In 1944 she abandoned her home leaving for Los Angeles (where she may have stayed with relatives). She left numerous paintings in her house which slowly deteriorated from the leaky roof and damp surroundings.

At some point Truelson returned to Utah and she was committed to the Utah State Mental Hospital in Provo. In 1958 she wandered off (escaped?) from the hospital and her skeletal remains were found 9 months later in Slate Canyon.

Listen to Demolished Salt Lake Podcast episode 10 to see what life was like in the Asylum.

Sources: SL Herald 1918-12-30; Goodwins Weekly 1928-07-14; SL Trib 1937-12-22; Des News 1944-03-31; SL Telegram 1944-03-31; Daily Herald 1959-04-06  

Florence Truelson while working for the WPA.
From Deseret News 1937-03-24

Mayflower Café mural by Florence Truelson. From UDSH.
Florence Truelson’s The Kiss 1924.
Florence Truelson’s Patchwork Quilt, National Gallery of Art.

Florence Truelson’s painting owned by SL County.
This one is reportedly owned by Salt Lake County and is on
display on the 4th floor of the County’s north building.
Per Artists of Utah.

01 August 2021

Helen Blazes and her Brothel at 7 Victoria Alley

 Helen Blazes brothel at 7 Victoria Alley
from SL Herald 1902-12-18
One of SLC’s more famous, and successful, brothel Madams was Helen Blazes. Of course, that was not her real name.

Her real name was Lillie. The history of her life is a bit spotty but there are glimpses with some good detail.

Lillie probably grew up in Ohio, lived through the Civil War, and married Dr. Leander “Lee” Hutchison when she was 19 in 1877. The following year she gave birth to her only(?) child, Blanche Hutchison. Lillie followed her husband to Kentucky where he earned his medical degree and then the family relocated to Olathe, Kansas where her brothers-in-law ran a newspaper.
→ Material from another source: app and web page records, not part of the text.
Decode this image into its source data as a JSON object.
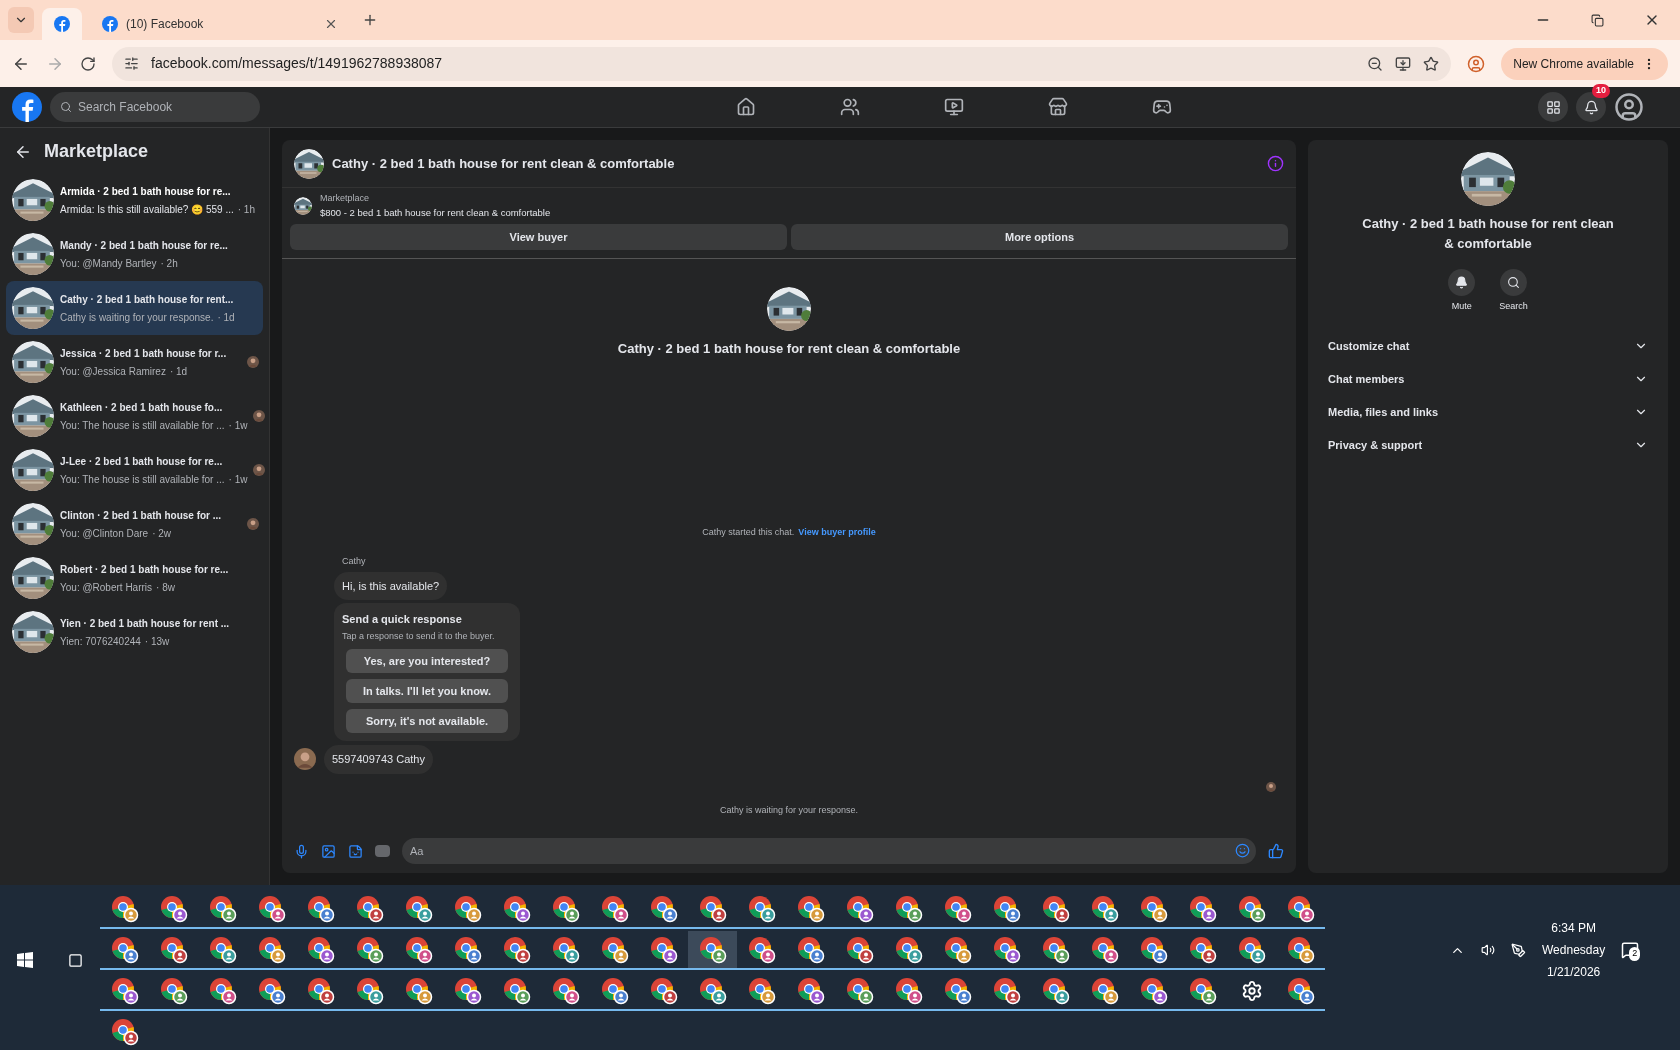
{
  "browser": {
    "tabs": [
      {
        "selected": true
      },
      {
        "label": "(10) Facebook",
        "selected": false
      }
    ],
    "url": "facebook.com/messages/t/1491962788938087",
    "update_button": "New Chrome available"
  },
  "facebook_header": {
    "search_placeholder": "Search Facebook",
    "nav": [
      {
        "kind": "home",
        "selected": false
      },
      {
        "kind": "friends",
        "selected": false
      },
      {
        "kind": "video",
        "selected": false
      },
      {
        "kind": "marketplace",
        "selected": false
      },
      {
        "kind": "gaming",
        "selected": false
      }
    ],
    "notification_count": "10"
  },
  "sidebar": {
    "title": "Marketplace",
    "items": [
      {
        "title": "Armida · 2 bed 1 bath house for re...",
        "preview": "Armida: Is this still available? 😊 559 ...",
        "time": "· 1h",
        "selected": false,
        "seen": false,
        "unread": true
      },
      {
        "title": "Mandy · 2 bed 1 bath house for re...",
        "preview": "You: @Mandy Bartley",
        "time": "· 2h",
        "selected": false,
        "seen": false,
        "unread": false
      },
      {
        "title": "Cathy · 2 bed 1 bath house for rent...",
        "preview": "Cathy is waiting for your response.",
        "time": "· 1d",
        "selected": true,
        "seen": false,
        "unread": false
      },
      {
        "title": "Jessica · 2 bed 1 bath house for r...",
        "preview": "You: @Jessica Ramirez",
        "time": "· 1d",
        "selected": false,
        "seen": true,
        "unread": false
      },
      {
        "title": "Kathleen · 2 bed 1 bath house fo...",
        "preview": "You: The house is still available for ...",
        "time": "· 1w",
        "selected": false,
        "seen": true,
        "unread": false
      },
      {
        "title": "J-Lee · 2 bed 1 bath house for re...",
        "preview": "You: The house is still available for ...",
        "time": "· 1w",
        "selected": false,
        "seen": true,
        "unread": false
      },
      {
        "title": "Clinton · 2 bed 1 bath house for ...",
        "preview": "You: @Clinton Dare",
        "time": "· 2w",
        "selected": false,
        "seen": true,
        "unread": false
      },
      {
        "title": "Robert · 2 bed 1 bath house for re...",
        "preview": "You: @Robert Harris",
        "time": "· 8w",
        "selected": false,
        "seen": false,
        "unread": false
      },
      {
        "title": "Yien · 2 bed 1 bath house for rent ...",
        "preview": "Yien: 7076240244",
        "time": "· 13w",
        "selected": false,
        "seen": false,
        "unread": false
      }
    ]
  },
  "chat": {
    "title": "Cathy · 2 bed 1 bath house for rent clean & comfortable",
    "listing_label": "Marketplace",
    "listing_title": "$800 - 2 bed 1 bath house for rent clean & comfortable",
    "buttons": [
      "View buyer",
      "More options"
    ],
    "intro_title": "Cathy · 2 bed 1 bath house for rent clean & comfortable",
    "started_text": "Cathy started this chat.",
    "started_link": "View buyer profile",
    "sender": "Cathy",
    "first_message": "Hi, is this available?",
    "quick_response": {
      "title": "Send a quick response",
      "subtitle": "Tap a response to send it to the buyer.",
      "options": [
        "Yes, are you interested?",
        "In talks. I'll let you know.",
        "Sorry, it's not available."
      ]
    },
    "second_message": "5597409743 Cathy",
    "status": "Cathy is waiting for your response.",
    "composer_placeholder": "Aa"
  },
  "details": {
    "title": "Cathy · 2 bed 1 bath house for rent clean & comfortable",
    "actions": [
      {
        "kind": "mute",
        "label": "Mute"
      },
      {
        "kind": "search",
        "label": "Search"
      }
    ],
    "sections": [
      {
        "label": "Customize chat",
        "expanded": false
      },
      {
        "label": "Chat members",
        "expanded": false
      },
      {
        "label": "Media, files and links",
        "expanded": false
      },
      {
        "label": "Privacy & support",
        "expanded": false
      }
    ]
  },
  "taskbar": {
    "buttons": [
      {
        "kind": "chrome",
        "selected": false
      },
      {
        "kind": "chrome",
        "selected": false
      },
      {
        "kind": "chrome",
        "selected": false
      },
      {
        "kind": "chrome",
        "selected": false
      },
      {
        "kind": "chrome",
        "selected": false
      },
      {
        "kind": "chrome",
        "selected": false
      },
      {
        "kind": "chrome",
        "selected": false
      },
      {
        "kind": "chrome",
        "selected": false
      },
      {
        "kind": "chrome",
        "selected": false
      },
      {
        "kind": "chrome",
        "selected": false
      },
      {
        "kind": "chrome",
        "selected": false
      },
      {
        "kind": "chrome",
        "selected": false
      },
      {
        "kind": "chrome",
        "selected": false
      },
      {
        "kind": "chrome",
        "selected": false
      },
      {
        "kind": "chrome",
        "selected": false
      },
      {
        "kind": "chrome",
        "selected": false
      },
      {
        "kind": "chrome",
        "selected": false
      },
      {
        "kind": "chrome",
        "selected": false
      },
      {
        "kind": "chrome",
        "selected": false
      },
      {
        "kind": "chrome",
        "selected": false
      },
      {
        "kind": "chrome",
        "selected": false
      },
      {
        "kind": "chrome",
        "selected": false
      },
      {
        "kind": "chrome",
        "selected": false
      },
      {
        "kind": "chrome",
        "selected": false
      },
      {
        "kind": "chrome",
        "selected": false
      },
      {
        "kind": "chrome",
        "selected": false
      },
      {
        "kind": "chrome",
        "selected": false
      },
      {
        "kind": "chrome",
        "selected": false
      },
      {
        "kind": "chrome",
        "selected": false
      },
      {
        "kind": "chrome",
        "selected": false
      },
      {
        "kind": "chrome",
        "selected": false
      },
      {
        "kind": "chrome",
        "selected": false
      },
      {
        "kind": "chrome",
        "selected": false
      },
      {
        "kind": "chrome",
        "selected": false
      },
      {
        "kind": "chrome",
        "selected": false
      },
      {
        "kind": "chrome",
        "selected": false
      },
      {
        "kind": "chrome",
        "selected": false
      },
      {
        "kind": "chrome",
        "selected": true
      },
      {
        "kind": "chrome",
        "selected": false
      },
      {
        "kind": "chrome",
        "selected": false
      },
      {
        "kind": "chrome",
        "selected": false
      },
      {
        "kind": "chrome",
        "selected": false
      },
      {
        "kind": "chrome",
        "selected": false
      },
      {
        "kind": "chrome",
        "selected": false
      },
      {
        "kind": "chrome",
        "selected": false
      },
      {
        "kind": "chrome",
        "selected": false
      },
      {
        "kind": "chrome",
        "selected": false
      },
      {
        "kind": "chrome",
        "selected": false
      },
      {
        "kind": "chrome",
        "selected": false
      },
      {
        "kind": "chrome",
        "selected": false
      },
      {
        "kind": "chrome",
        "selected": false
      },
      {
        "kind": "chrome",
        "selected": false
      },
      {
        "kind": "chrome",
        "selected": false
      },
      {
        "kind": "chrome",
        "selected": false
      },
      {
        "kind": "chrome",
        "selected": false
      },
      {
        "kind": "chrome",
        "selected": false
      },
      {
        "kind": "chrome",
        "selected": false
      },
      {
        "kind": "chrome",
        "selected": false
      },
      {
        "kind": "chrome",
        "selected": false
      },
      {
        "kind": "chrome",
        "selected": false
      },
      {
        "kind": "chrome",
        "selected": false
      },
      {
        "kind": "chrome",
        "selected": false
      },
      {
        "kind": "chrome",
        "selected": false
      },
      {
        "kind": "chrome",
        "selected": false
      },
      {
        "kind": "chrome",
        "selected": false
      },
      {
        "kind": "chrome",
        "selected": false
      },
      {
        "kind": "chrome",
        "selected": false
      },
      {
        "kind": "chrome",
        "selected": false
      },
      {
        "kind": "chrome",
        "selected": false
      },
      {
        "kind": "chrome",
        "selected": false
      },
      {
        "kind": "chrome",
        "selected": false
      },
      {
        "kind": "chrome",
        "selected": false
      },
      {
        "kind": "chrome",
        "selected": false
      },
      {
        "kind": "settings",
        "selected": false
      },
      {
        "kind": "chrome",
        "selected": false
      },
      {
        "kind": "chrome",
        "selected": false
      }
    ],
    "time": "6:34 PM",
    "day": "Wednesday",
    "date": "1/21/2026",
    "notifications": "2"
  }
}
The Olathe newspapers often wrote about Lillie and she was referred to as "Mrs Dr Hutchison." She seemed to have a respectable life and attended church. Her husband had a problem with alcohol and after a few years in Olathe, Lillie left him.

The next 10 years of Lillie’s life are unknown but by 1892 she was 33 years old and running a brothel house in SLC using the name Helen Blazes. Her young teenage daughter, Blanche, was living away from both parents and staying with relatives in Denver, Colorado. Perhaps Lillie decided to operate in SLC as it was close to her daughter but far enough away that Blanche would be shielded from the stigma.
Sanborn Map 1898
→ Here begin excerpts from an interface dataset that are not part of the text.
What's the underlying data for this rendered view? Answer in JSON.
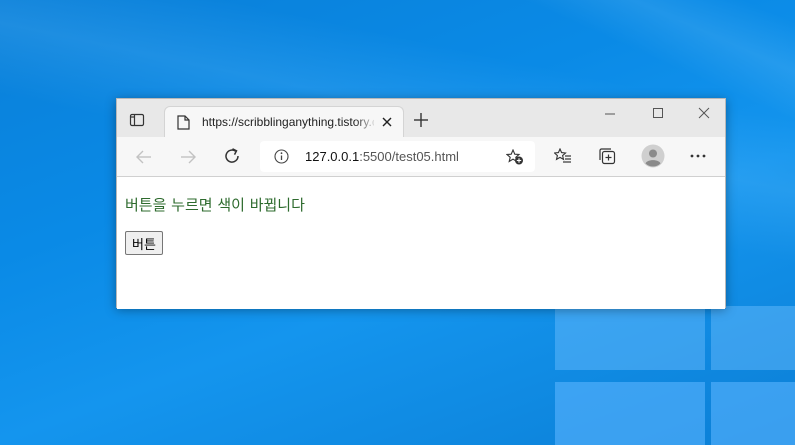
{
  "browser": {
    "tab": {
      "title": "https://scribblinganything.tistory.com"
    },
    "address": {
      "host": "127.0.0.1",
      "rest": ":5500/test05.html"
    }
  },
  "page": {
    "text": "버튼을 누르면 색이 바뀝니다",
    "text_color": "#2e6b2e",
    "button_label": "버튼"
  },
  "icons": {
    "tab_actions": "tab-actions-icon",
    "page": "page-icon",
    "close_tab": "close-icon",
    "new_tab": "plus-icon",
    "back": "arrow-left-icon",
    "forward": "arrow-right-icon",
    "reload": "reload-icon",
    "info": "info-icon",
    "add_favorite": "star-plus-icon",
    "favorites": "favorites-icon",
    "collections": "collections-icon",
    "profile": "profile-icon",
    "more": "more-icon"
  }
}
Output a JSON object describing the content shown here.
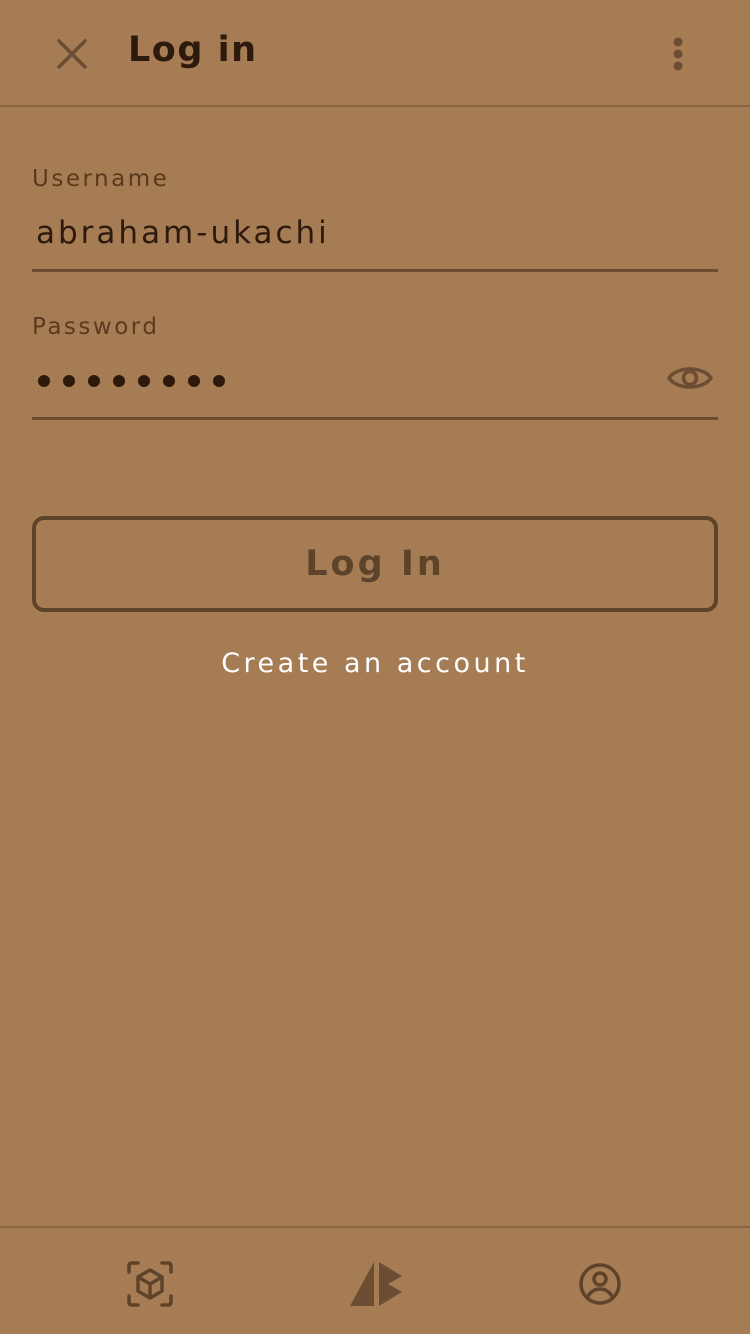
{
  "header": {
    "title": "Log in",
    "close_icon": "close-icon",
    "more_icon": "more-vertical-icon"
  },
  "form": {
    "username": {
      "label": "Username",
      "value": "abraham-ukachi"
    },
    "password": {
      "label": "Password",
      "masked_length": 8,
      "toggle_icon": "eye-icon"
    },
    "login_button_label": "Log In",
    "create_account_label": "Create an account"
  },
  "bottom_nav": {
    "items": [
      {
        "icon": "ar-cube-icon"
      },
      {
        "icon": "logo-icon"
      },
      {
        "icon": "account-circle-icon"
      }
    ]
  },
  "colors": {
    "background": "#a57c53",
    "text_dark": "#2e1a0c",
    "accent_brown": "#5e432b",
    "link_white": "#ffffff"
  }
}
Lillie, now Helen Blazes, moved her business often, at times being on Main St, Franklin Ave (now Edison St), South Temple, and State St. In 1897 she moved to her famous location at 7 Victoria Alley.

Victoria Alley was a midblock alley between Main and State Streets and 200-300 South with a barely noticeable narrow 12-foot entrance located at 232 S State Street. This area is now wide open and occupied by the Gallivan Center; Helen Blazes brothel was about where the Gallivan Center stage is now located.

Helen Blazes catered to higher class clients and often served wine and fine liquors instead of the standard beer. 

When Belle London opened the Stockade in 1908 (see previous posts) Helen Blazes quickly closed her business and retired at the age of 49. She announced to the papers that Helen Blazes was off to Europe and would never return to SLC.

In reality, she stayed in SLC and started going by her legal name: Lillie Dreyfuss. She rented a modest house at 669 S Main St for the next several decades. She was often recognized as Helen Blazes and was the target of several burglaries in which diamond jewelry was stolen, one burglary was of several diamond rings and earrings worth $4K (~$110K today).

A few months after one of these home invasion robberies in which she was bound and gagged; Lillie Dreyfuss (aka Helen Blazes) shot herself in the heart on June 23 1932 at the age of 73. She left a note saying “I am through with life” and was found by her maid the next morning. 

Her daughter and sole heir settled her affairs and buried her mother, Lillie Dreyfuss, at Wasatch Lawn Cemetery.

Sources: Olathe Mirror 1882-03-30; Olathe Gazette 1882-11-30; SL Herald 1892-07-07; SL Trib 1897-02-22; SL Herald 1900-03-28; SL Herald 1908-02-07; SL Telegram 1909-06-17; Ogden Daily Standard 1913-09-20; SL Trib 1932-06-25; SL Trib 1932-06-30; Ancestry.com

Main Street and 700 South, from UDSH

Lillie T. Dreyfuss gravesite at Wasatch Lawn Cemetery, from findagrave